Jose Rizal's "El Filibusterismo" is one of the classic works of Filipino literature, and one of the most memorable characters of the novel is the enigmatic Simoun. A mysterious jeweler and pawnbroker, the elegant financier glides through the hallways of power in the peculiar "frailocracy" of the colonial Philippines, hobnobbing with prelates, colonial bureaucrats, and the native elite. Always immaculately dressed and never seen without his distinctive tinted spectacles, Simoun hovers around the halls of power, ready to provide favors for favors, sharp-tongued advice, or a little loan here and there for his friends. Woe to those who cross the man, for he always seems to know the details of past misdeeds that he can wield like the sword of Damocles.

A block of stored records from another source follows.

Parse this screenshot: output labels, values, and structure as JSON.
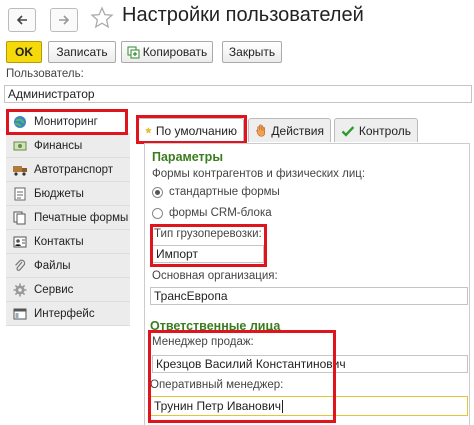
{
  "window": {
    "title": "Настройки пользователей"
  },
  "toolbar": {
    "ok_label": "OK",
    "save_label": "Записать",
    "copy_label": "Копировать",
    "close_label": "Закрыть"
  },
  "user": {
    "label": "Пользователь:",
    "value": "Администратор"
  },
  "sidebar": {
    "items": [
      {
        "label": "Мониторинг",
        "icon": "globe-icon"
      },
      {
        "label": "Финансы",
        "icon": "money-icon"
      },
      {
        "label": "Автотранспорт",
        "icon": "truck-icon"
      },
      {
        "label": "Бюджеты",
        "icon": "document-icon"
      },
      {
        "label": "Печатные формы",
        "icon": "print-forms-icon"
      },
      {
        "label": "Контакты",
        "icon": "contacts-icon"
      },
      {
        "label": "Файлы",
        "icon": "paperclip-icon"
      },
      {
        "label": "Сервис",
        "icon": "gear-icon"
      },
      {
        "label": "Интерфейс",
        "icon": "interface-icon"
      }
    ]
  },
  "tabs": [
    {
      "label": "По умолчанию",
      "icon": "star-icon"
    },
    {
      "label": "Действия",
      "icon": "hand-icon"
    },
    {
      "label": "Контроль",
      "icon": "checkmark-icon"
    }
  ],
  "params": {
    "section_title": "Параметры",
    "forms_label": "Формы контрагентов и физических лиц:",
    "radio_standard": "стандартные формы",
    "radio_crm": "формы CRM-блока",
    "cargo_type_label": "Тип грузоперевозки:",
    "cargo_type_value": "Импорт",
    "org_label": "Основная организация:",
    "org_value": "ТрансЕвропа"
  },
  "responsible": {
    "section_title": "Ответственные лица",
    "sales_manager_label": "Менеджер продаж:",
    "sales_manager_value": "Крезцов Василий Константинович",
    "operative_manager_label": "Оперативный менеджер:",
    "operative_manager_value": "Трунин Петр Иванович"
  },
  "colors": {
    "accent_green": "#3a7d1e",
    "highlight_red": "#e0141d",
    "ok_yellow": "#f5d90a"
  }
}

A man of smiles and honeyed words, unbeknownst to many, Simoun is a man pursuing a vendetta. Wronged by Church and State, betrayed by his own people, his family destroyed and his lady love sent to a convent to be the plaything of an amorous friar, Simoun is determined to set the halls of power on fire, an explosive revenge that would make Edmund Dantes proud.